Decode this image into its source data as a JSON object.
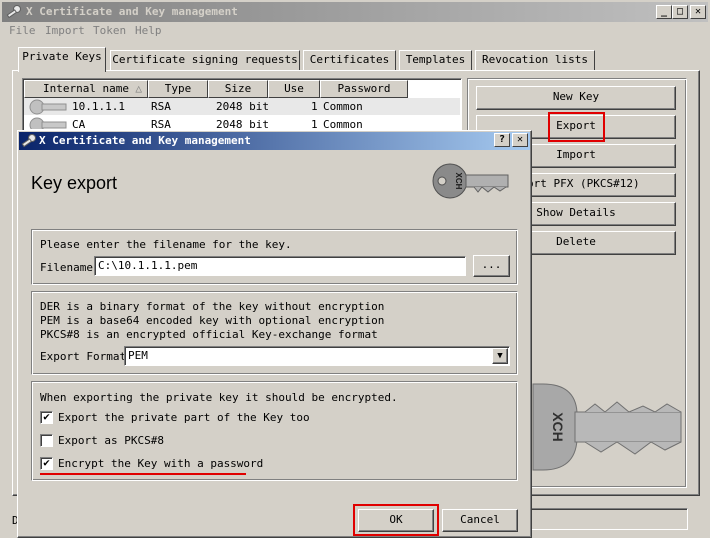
{
  "main_window": {
    "title": "X Certificate and Key management",
    "caption_buttons": [
      "_",
      "□",
      "✕"
    ],
    "menu": [
      "File",
      "Import",
      "Token",
      "Help"
    ],
    "tabs": [
      "Private Keys",
      "Certificate signing requests",
      "Certificates",
      "Templates",
      "Revocation lists"
    ],
    "columns": [
      "Internal name",
      "Type",
      "Size",
      "Use",
      "Password"
    ],
    "rows": [
      {
        "name": "10.1.1.1",
        "type": "RSA",
        "size": "2048 bit",
        "use": "1",
        "password": "Common"
      },
      {
        "name": "CA",
        "type": "RSA",
        "size": "2048 bit",
        "use": "1",
        "password": "Common"
      }
    ],
    "buttons": {
      "new_key": "New Key",
      "export": "Export",
      "import": "Import",
      "import_pfx": "ort PFX (PKCS#12)",
      "show_details": "Show Details",
      "delete": "Delete"
    },
    "key_watermark": "XCH",
    "statusbar_text": "D"
  },
  "dialog": {
    "title": "X Certificate and Key management",
    "caption_buttons": [
      "?",
      "✕"
    ],
    "heading": "Key export",
    "key_graphic_text": "XCH",
    "filename_group": {
      "instruction": "Please enter the filename for the key.",
      "label": "Filename",
      "value": "C:\\10.1.1.1.pem",
      "browse": "..."
    },
    "format_group": {
      "info_lines": [
        "DER is a binary format of the key without encryption",
        "PEM is a base64 encoded key with optional encryption",
        "PKCS#8 is an encrypted official Key-exchange format"
      ],
      "label": "Export Format",
      "selected": "PEM"
    },
    "options_group": {
      "intro": "When exporting the private key it should be encrypted.",
      "options": [
        {
          "label": "Export the private part of the Key too",
          "checked": "✔"
        },
        {
          "label": "Export as PKCS#8",
          "checked": ""
        },
        {
          "label": "Encrypt the Key with a password",
          "checked": "✔"
        }
      ]
    },
    "ok": "OK",
    "cancel": "Cancel"
  },
  "colors": {
    "highlight_red": "#e00000",
    "active_title": "#0a246a",
    "inactive_title": "#808080"
  }
}
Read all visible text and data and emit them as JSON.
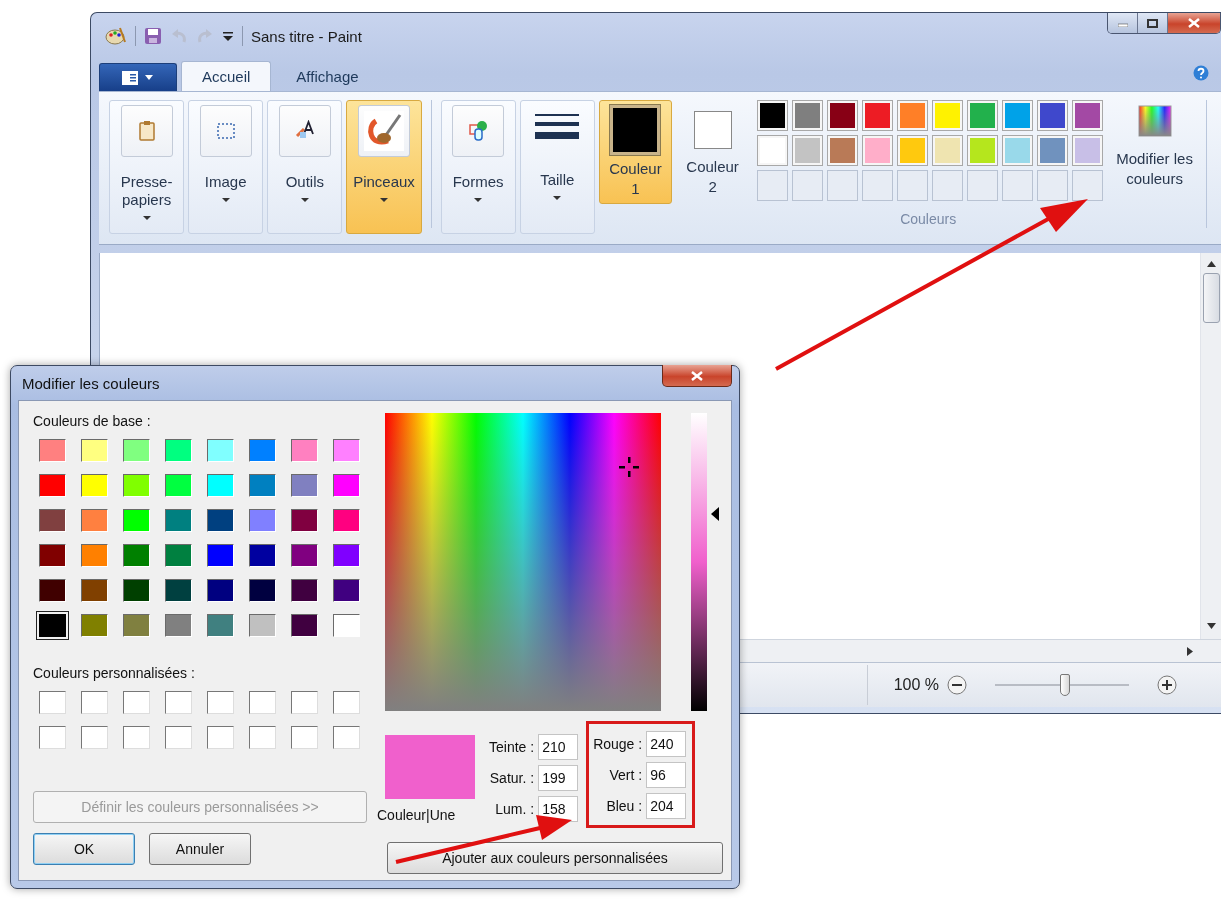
{
  "paint": {
    "title": "Sans titre - Paint",
    "tabs": [
      {
        "label": "Accueil",
        "selected": true
      },
      {
        "label": "Affichage",
        "selected": false
      }
    ],
    "tools": [
      {
        "kind": "clipboard",
        "label": "Presse-papiers",
        "selected": false
      },
      {
        "kind": "image",
        "label": "Image",
        "selected": false
      },
      {
        "kind": "tools",
        "label": "Outils",
        "selected": false
      },
      {
        "kind": "brushes",
        "label": "Pinceaux",
        "selected": true
      },
      {
        "kind": "shapes",
        "label": "Formes",
        "selected": false
      },
      {
        "kind": "size",
        "label": "Taille",
        "selected": false
      }
    ],
    "color_buttons": [
      {
        "label": "Couleur 1",
        "color": "#000000",
        "selected": true
      },
      {
        "label": "Couleur 2",
        "color": "#ffffff",
        "selected": false
      }
    ],
    "palette": [
      {
        "kind": "swatch",
        "color": "#000000"
      },
      {
        "kind": "swatch",
        "color": "#7f7f7f"
      },
      {
        "kind": "swatch",
        "color": "#880015"
      },
      {
        "kind": "swatch",
        "color": "#ed1c24"
      },
      {
        "kind": "swatch",
        "color": "#ff7f27"
      },
      {
        "kind": "swatch",
        "color": "#fff200"
      },
      {
        "kind": "swatch",
        "color": "#22b14c"
      },
      {
        "kind": "swatch",
        "color": "#00a2e8"
      },
      {
        "kind": "swatch",
        "color": "#3f48cc"
      },
      {
        "kind": "swatch",
        "color": "#a349a4"
      },
      {
        "kind": "swatch",
        "color": "#ffffff"
      },
      {
        "kind": "swatch",
        "color": "#c3c3c3"
      },
      {
        "kind": "swatch",
        "color": "#b97a57"
      },
      {
        "kind": "swatch",
        "color": "#ffaec9"
      },
      {
        "kind": "swatch",
        "color": "#ffc90e"
      },
      {
        "kind": "swatch",
        "color": "#efe4b0"
      },
      {
        "kind": "swatch",
        "color": "#b5e61d"
      },
      {
        "kind": "swatch",
        "color": "#99d9ea"
      },
      {
        "kind": "swatch",
        "color": "#7092be"
      },
      {
        "kind": "swatch",
        "color": "#c8bfe7"
      },
      {
        "kind": "empty"
      },
      {
        "kind": "empty"
      },
      {
        "kind": "empty"
      },
      {
        "kind": "empty"
      },
      {
        "kind": "empty"
      },
      {
        "kind": "empty"
      },
      {
        "kind": "empty"
      },
      {
        "kind": "empty"
      },
      {
        "kind": "empty"
      },
      {
        "kind": "empty"
      }
    ],
    "colors_group_label": "Couleurs",
    "edit_colors_button": "Modifier les couleurs",
    "zoom": {
      "reading": "100 %",
      "level": 0.52
    }
  },
  "dialog": {
    "title": "Modifier les couleurs",
    "basic_label": "Couleurs de base :",
    "basic_colors": [
      {
        "color": "#ff8080",
        "selected": false
      },
      {
        "color": "#ffff80",
        "selected": false
      },
      {
        "color": "#80ff80",
        "selected": false
      },
      {
        "color": "#00ff80",
        "selected": false
      },
      {
        "color": "#80ffff",
        "selected": false
      },
      {
        "color": "#0080ff",
        "selected": false
      },
      {
        "color": "#ff80c0",
        "selected": false
      },
      {
        "color": "#ff80ff",
        "selected": false
      },
      {
        "color": "#ff0000",
        "selected": false
      },
      {
        "color": "#ffff00",
        "selected": false
      },
      {
        "color": "#80ff00",
        "selected": false
      },
      {
        "color": "#00ff40",
        "selected": false
      },
      {
        "color": "#00ffff",
        "selected": false
      },
      {
        "color": "#0080c0",
        "selected": false
      },
      {
        "color": "#8080c0",
        "selected": false
      },
      {
        "color": "#ff00ff",
        "selected": false
      },
      {
        "color": "#804040",
        "selected": false
      },
      {
        "color": "#ff8040",
        "selected": false
      },
      {
        "color": "#00ff00",
        "selected": false
      },
      {
        "color": "#008080",
        "selected": false
      },
      {
        "color": "#004080",
        "selected": false
      },
      {
        "color": "#8080ff",
        "selected": false
      },
      {
        "color": "#800040",
        "selected": false
      },
      {
        "color": "#ff0080",
        "selected": false
      },
      {
        "color": "#800000",
        "selected": false
      },
      {
        "color": "#ff8000",
        "selected": false
      },
      {
        "color": "#008000",
        "selected": false
      },
      {
        "color": "#008040",
        "selected": false
      },
      {
        "color": "#0000ff",
        "selected": false
      },
      {
        "color": "#0000a0",
        "selected": false
      },
      {
        "color": "#800080",
        "selected": false
      },
      {
        "color": "#8000ff",
        "selected": false
      },
      {
        "color": "#400000",
        "selected": false
      },
      {
        "color": "#804000",
        "selected": false
      },
      {
        "color": "#004000",
        "selected": false
      },
      {
        "color": "#004040",
        "selected": false
      },
      {
        "color": "#000080",
        "selected": false
      },
      {
        "color": "#000040",
        "selected": false
      },
      {
        "color": "#400040",
        "selected": false
      },
      {
        "color": "#400080",
        "selected": false
      },
      {
        "color": "#000000",
        "selected": true
      },
      {
        "color": "#808000",
        "selected": false
      },
      {
        "color": "#808040",
        "selected": false
      },
      {
        "color": "#808080",
        "selected": false
      },
      {
        "color": "#408080",
        "selected": false
      },
      {
        "color": "#c0c0c0",
        "selected": false
      },
      {
        "color": "#400040",
        "selected": false
      },
      {
        "color": "#ffffff",
        "selected": false
      }
    ],
    "custom_label": "Couleurs personnalisées :",
    "custom_colors": [
      {
        "color": "#ffffff"
      },
      {
        "color": "#ffffff"
      },
      {
        "color": "#ffffff"
      },
      {
        "color": "#ffffff"
      },
      {
        "color": "#ffffff"
      },
      {
        "color": "#ffffff"
      },
      {
        "color": "#ffffff"
      },
      {
        "color": "#ffffff"
      },
      {
        "color": "#ffffff"
      },
      {
        "color": "#ffffff"
      },
      {
        "color": "#ffffff"
      },
      {
        "color": "#ffffff"
      },
      {
        "color": "#ffffff"
      },
      {
        "color": "#ffffff"
      },
      {
        "color": "#ffffff"
      },
      {
        "color": "#ffffff"
      }
    ],
    "define_button": {
      "label": "Définir les couleurs personnalisées >>",
      "disabled": true
    },
    "ok_button": "OK",
    "cancel_button": "Annuler",
    "luminosity": {
      "level": 0.66
    },
    "preview": {
      "color": "#f060cc",
      "label": "Couleur|Une"
    },
    "hsl_fields": [
      {
        "label": "Teinte :",
        "value": "210"
      },
      {
        "label": "Satur. :",
        "value": "199"
      },
      {
        "label": "Lum. :",
        "value": "158"
      }
    ],
    "rgb_fields": [
      {
        "label": "Rouge :",
        "value": "240"
      },
      {
        "label": "Vert :",
        "value": "96"
      },
      {
        "label": "Bleu :",
        "value": "204"
      }
    ],
    "add_button": "Ajouter aux couleurs personnalisées"
  }
}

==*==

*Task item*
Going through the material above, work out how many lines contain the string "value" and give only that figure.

*Result of this exercise*
7